What this editorial did not point out was that the unions misbehaved by being on strike for two weeks. The editorial continued:

As for the bounty, Shearer has known for four years that it would be removed.

This was because the Act came down in 1986 and contained a sunset clause. The company knew but it worked and budgeted for it to come off in June 1990 not 12 April 1989. Now, after negotiations, the bounty will remain until 10 June 1989. I believe that the Adelaide Advertiser gave a very cynical view of the whole show. As I mentioned briefly, a fall out occurred. It concerned Shearer. Things were brought to a head. Under this amended Bill the bounty, as I understand it, is to continue to 10 June 1989. Manufacturers will have to apply for their bounty by 10 July of the same year, that is this year. Three hundred jobs have been saved and Shearers is without compulsory unionism, at least for the present.

That means that the bounty on cultivation gear would have had only 12 months to go after 15 June.

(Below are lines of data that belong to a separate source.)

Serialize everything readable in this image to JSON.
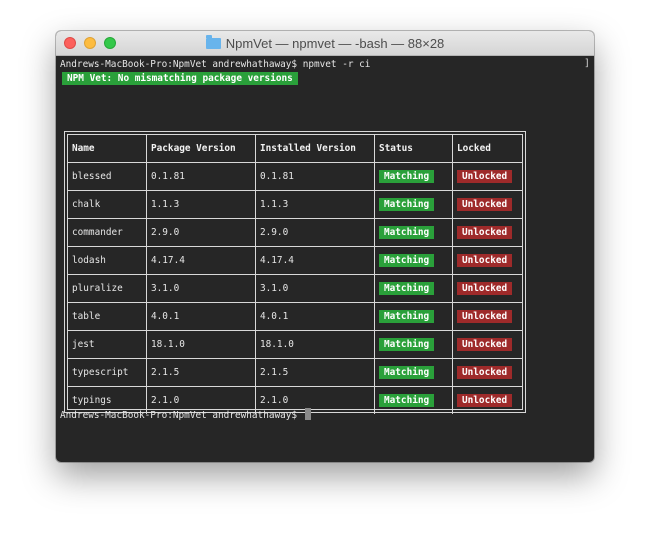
{
  "window": {
    "title": "NpmVet — npmvet — -bash — 88×28",
    "folder_icon": "folder-icon",
    "traffic_lights": [
      "close",
      "minimize",
      "zoom"
    ]
  },
  "terminal": {
    "command_line": "Andrews-MacBook-Pro:NpmVet andrewhathaway$ npmvet -r ci",
    "banner": "NPM Vet: No mismatching package versions",
    "table": {
      "headers": [
        "Name",
        "Package Version",
        "Installed Version",
        "Status",
        "Locked"
      ],
      "rows": [
        {
          "name": "blessed",
          "package": "0.1.81",
          "installed": "0.1.81",
          "status": "Matching",
          "locked": "Unlocked"
        },
        {
          "name": "chalk",
          "package": "1.1.3",
          "installed": "1.1.3",
          "status": "Matching",
          "locked": "Unlocked"
        },
        {
          "name": "commander",
          "package": "2.9.0",
          "installed": "2.9.0",
          "status": "Matching",
          "locked": "Unlocked"
        },
        {
          "name": "lodash",
          "package": "4.17.4",
          "installed": "4.17.4",
          "status": "Matching",
          "locked": "Unlocked"
        },
        {
          "name": "pluralize",
          "package": "3.1.0",
          "installed": "3.1.0",
          "status": "Matching",
          "locked": "Unlocked"
        },
        {
          "name": "table",
          "package": "4.0.1",
          "installed": "4.0.1",
          "status": "Matching",
          "locked": "Unlocked"
        },
        {
          "name": "jest",
          "package": "18.1.0",
          "installed": "18.1.0",
          "status": "Matching",
          "locked": "Unlocked"
        },
        {
          "name": "typescript",
          "package": "2.1.5",
          "installed": "2.1.5",
          "status": "Matching",
          "locked": "Unlocked"
        },
        {
          "name": "typings",
          "package": "2.1.0",
          "installed": "2.1.0",
          "status": "Matching",
          "locked": "Unlocked"
        }
      ]
    },
    "prompt": "Andrews-MacBook-Pro:NpmVet andrewhathaway$",
    "colors": {
      "background": "#262626",
      "matching": "#2aa03a",
      "unlocked": "#9e2a2a",
      "banner": "#2aa03a"
    }
  }
}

I consider that the Government, for what it will save, could have let it go to the dates set by the sunset clause. The Government could have let that subsidy continue until 30 June 1990 and would have recouped the cost many times over in the increased production which would have been gained by the new machinery which would have been available and which was so badly needed on the farms. Honourable senators should bear in mind what I have already told them: very little retooling and replacement of machinery by investment in new machinery was done in those three years. Once again the Government has regard to all except primary industry when it comes to cost cutting measures and it will probably never change.

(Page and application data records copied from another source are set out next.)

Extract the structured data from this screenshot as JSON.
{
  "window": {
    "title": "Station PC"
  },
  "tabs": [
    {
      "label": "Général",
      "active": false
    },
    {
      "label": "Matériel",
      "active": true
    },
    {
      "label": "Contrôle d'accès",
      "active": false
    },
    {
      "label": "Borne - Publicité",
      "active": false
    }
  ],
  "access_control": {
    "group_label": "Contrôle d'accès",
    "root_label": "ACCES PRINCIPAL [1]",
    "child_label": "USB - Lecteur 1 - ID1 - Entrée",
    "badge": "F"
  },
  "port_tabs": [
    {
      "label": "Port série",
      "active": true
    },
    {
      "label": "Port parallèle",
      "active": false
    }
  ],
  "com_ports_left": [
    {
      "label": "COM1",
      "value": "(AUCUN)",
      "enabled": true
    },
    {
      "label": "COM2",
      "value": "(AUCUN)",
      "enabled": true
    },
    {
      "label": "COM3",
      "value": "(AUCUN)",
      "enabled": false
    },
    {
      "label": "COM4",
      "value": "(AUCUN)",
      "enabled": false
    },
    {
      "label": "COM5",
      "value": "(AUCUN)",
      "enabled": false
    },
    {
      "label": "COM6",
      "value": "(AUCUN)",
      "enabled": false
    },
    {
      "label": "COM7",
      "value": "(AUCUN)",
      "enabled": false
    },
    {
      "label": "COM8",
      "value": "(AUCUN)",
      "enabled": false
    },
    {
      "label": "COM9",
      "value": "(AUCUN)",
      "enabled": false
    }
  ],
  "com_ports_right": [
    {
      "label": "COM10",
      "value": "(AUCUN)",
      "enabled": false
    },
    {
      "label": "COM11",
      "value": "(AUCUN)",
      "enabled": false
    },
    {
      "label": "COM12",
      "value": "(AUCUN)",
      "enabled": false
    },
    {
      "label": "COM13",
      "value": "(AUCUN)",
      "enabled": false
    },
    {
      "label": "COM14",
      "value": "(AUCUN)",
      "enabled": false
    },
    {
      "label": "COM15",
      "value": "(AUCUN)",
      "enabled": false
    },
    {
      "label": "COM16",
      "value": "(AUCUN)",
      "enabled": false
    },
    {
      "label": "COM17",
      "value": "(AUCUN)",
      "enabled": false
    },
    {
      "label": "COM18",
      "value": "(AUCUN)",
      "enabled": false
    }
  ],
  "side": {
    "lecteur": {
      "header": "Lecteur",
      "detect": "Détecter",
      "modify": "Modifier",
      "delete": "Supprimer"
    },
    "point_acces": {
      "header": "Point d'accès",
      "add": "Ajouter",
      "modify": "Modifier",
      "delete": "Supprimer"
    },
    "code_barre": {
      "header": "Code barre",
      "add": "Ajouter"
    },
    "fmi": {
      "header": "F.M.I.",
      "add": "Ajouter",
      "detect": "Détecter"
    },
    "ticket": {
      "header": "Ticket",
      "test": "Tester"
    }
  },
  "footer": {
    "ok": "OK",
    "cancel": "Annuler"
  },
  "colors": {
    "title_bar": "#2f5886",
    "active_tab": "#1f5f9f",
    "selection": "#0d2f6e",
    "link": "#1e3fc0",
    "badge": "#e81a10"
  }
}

In conclusion, I reiterate my disappointment at the decision of this Government to remove this bounty at such short notice when in fact the legislation was already due to run out on 30 June 1990. In such times of economic restraint I believe that the load should be shared around to all the sectors of the voting public and not only to the ones of our persuasion or to the ones with little voting strength, that is, the rural areas. This is the section of the population, as I have said many times in this chamber, that accounts for 85 per cent of Australia's export income. That figure will be rising with a downward pressure on manufacturing exports. This section of the population has only 10 per cent of Australia's voting strength.

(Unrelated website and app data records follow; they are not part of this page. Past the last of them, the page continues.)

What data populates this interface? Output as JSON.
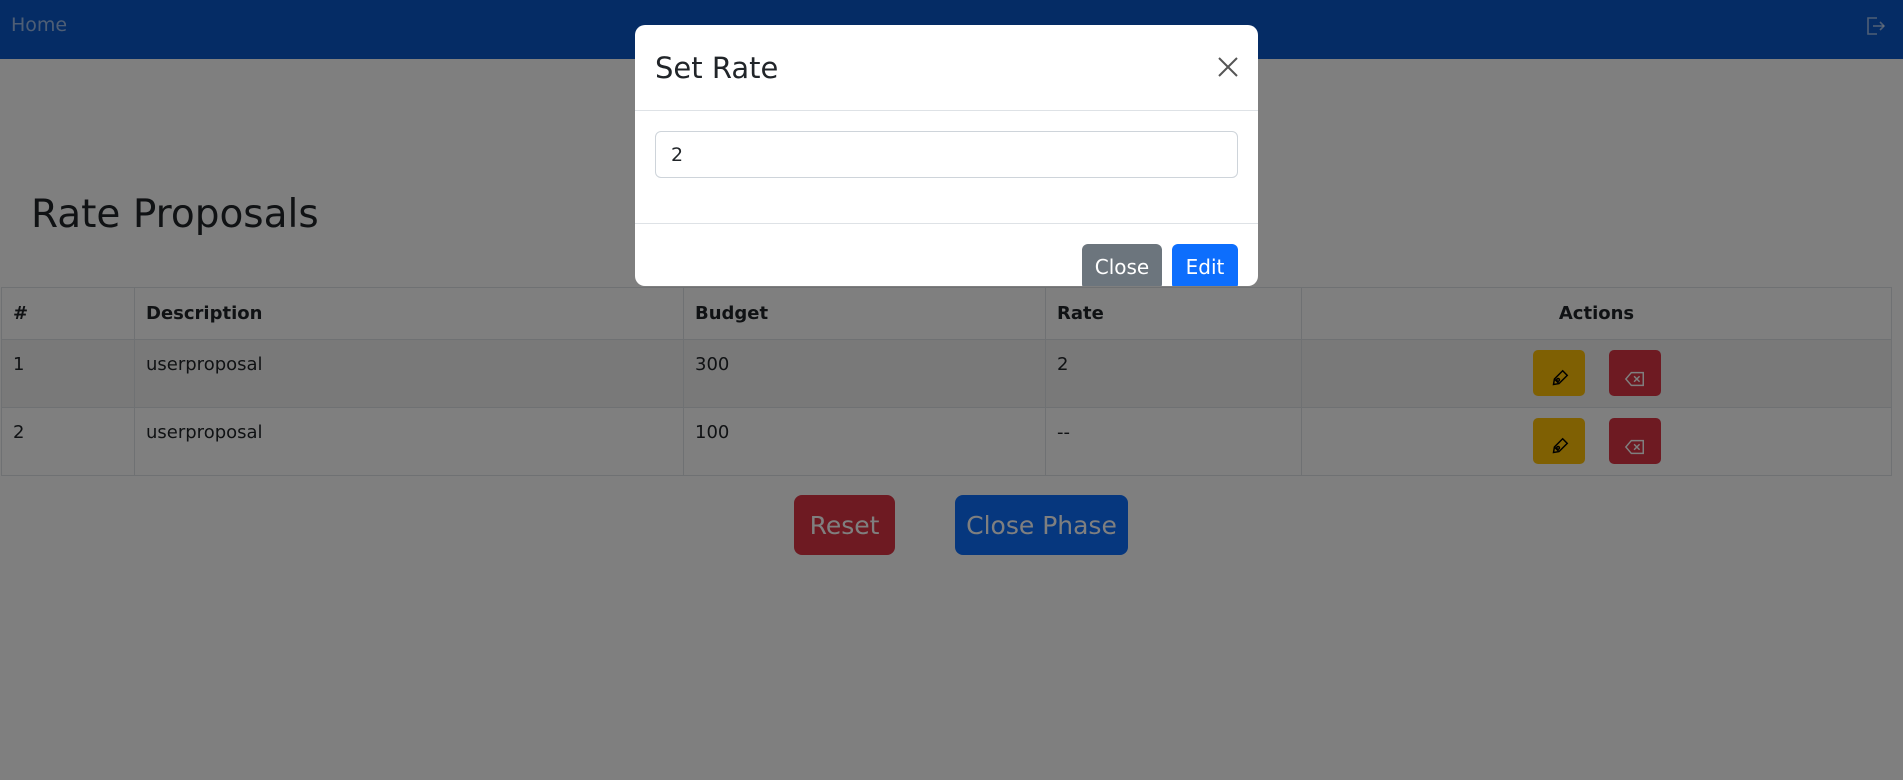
{
  "navbar": {
    "home_label": "Home",
    "logout_icon": "logout-icon",
    "background": "#0a58ca"
  },
  "page": {
    "title": "Rate Proposals"
  },
  "table": {
    "headers": [
      "#",
      "Description",
      "Budget",
      "Rate",
      "Actions"
    ],
    "rows": [
      {
        "id": "1",
        "description": "userproposal",
        "budget": "300",
        "rate": "2"
      },
      {
        "id": "2",
        "description": "userproposal",
        "budget": "100",
        "rate": "--"
      }
    ],
    "row_actions": [
      {
        "icon": "pen-icon",
        "color": "#ffc107"
      },
      {
        "icon": "backspace-x-icon",
        "color": "#dc3545"
      }
    ]
  },
  "actions": {
    "reset_label": "Reset",
    "close_phase_label": "Close Phase"
  },
  "modal": {
    "title": "Set Rate",
    "close_icon": "close-icon",
    "input_value": "2",
    "close_label": "Close",
    "edit_label": "Edit"
  },
  "colors": {
    "primary": "#0d6efd",
    "secondary": "#6c757d",
    "danger": "#dc3545",
    "warning": "#ffc107",
    "backdrop": "rgba(0,0,0,0.5)"
  }
}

Bearing in mind Australia's total export and import deficit, I thought that the Government would have kept any incentive for Australian manufacturers in place, for the time being anyhow. What are the alternatives? John Shearer is an Australian manufacturer making machinery that is suited to Australia, not a multinational manufacturing in Australia. We have had many multinationals manufacturing in Australia, such as New Holland, Massey Ferguson and a few others. Australia is only a minor cog in the whole system for them. When the multinationals withdrew from manufacturing in Australia and exported their farm machinery to this country from overseas, this was of no great concern to us, especially in relation to cultivation gear, because, as I have always maintained, their gear does not stand up to Australian conditions. John Shearer is probably the only real Australian manufacturer left, but the accent should be on keeping such companies manufacturing in Australia. I believe that there is a vast difference between how an Australian manufacturer should be treated and how a multinational manufacturer in Australia should be treated. The only alternative for Australian manufacturers-I have used John Shearer as an example-is to go overseas, manufacture under contract and export back into Australia. They would be away from compulsory trade unionism and disruptions. They would be taking detailed drawings and specialised jigs to manufacture in various parts of the world under contract and would then export back at a lower cost than they pay in Australia at present. No special personnel would be taken overseas, so the result would be a lessening of the demand for personnel of specialised machinery in Australia. Hence, their future is not so great.

I will not delay the Senate any longer. I will be supporting the amendments moved during the second reading debate by my colleague, Senator MacGibbon, and will support any amendments moved by the Opposition in the committee stage.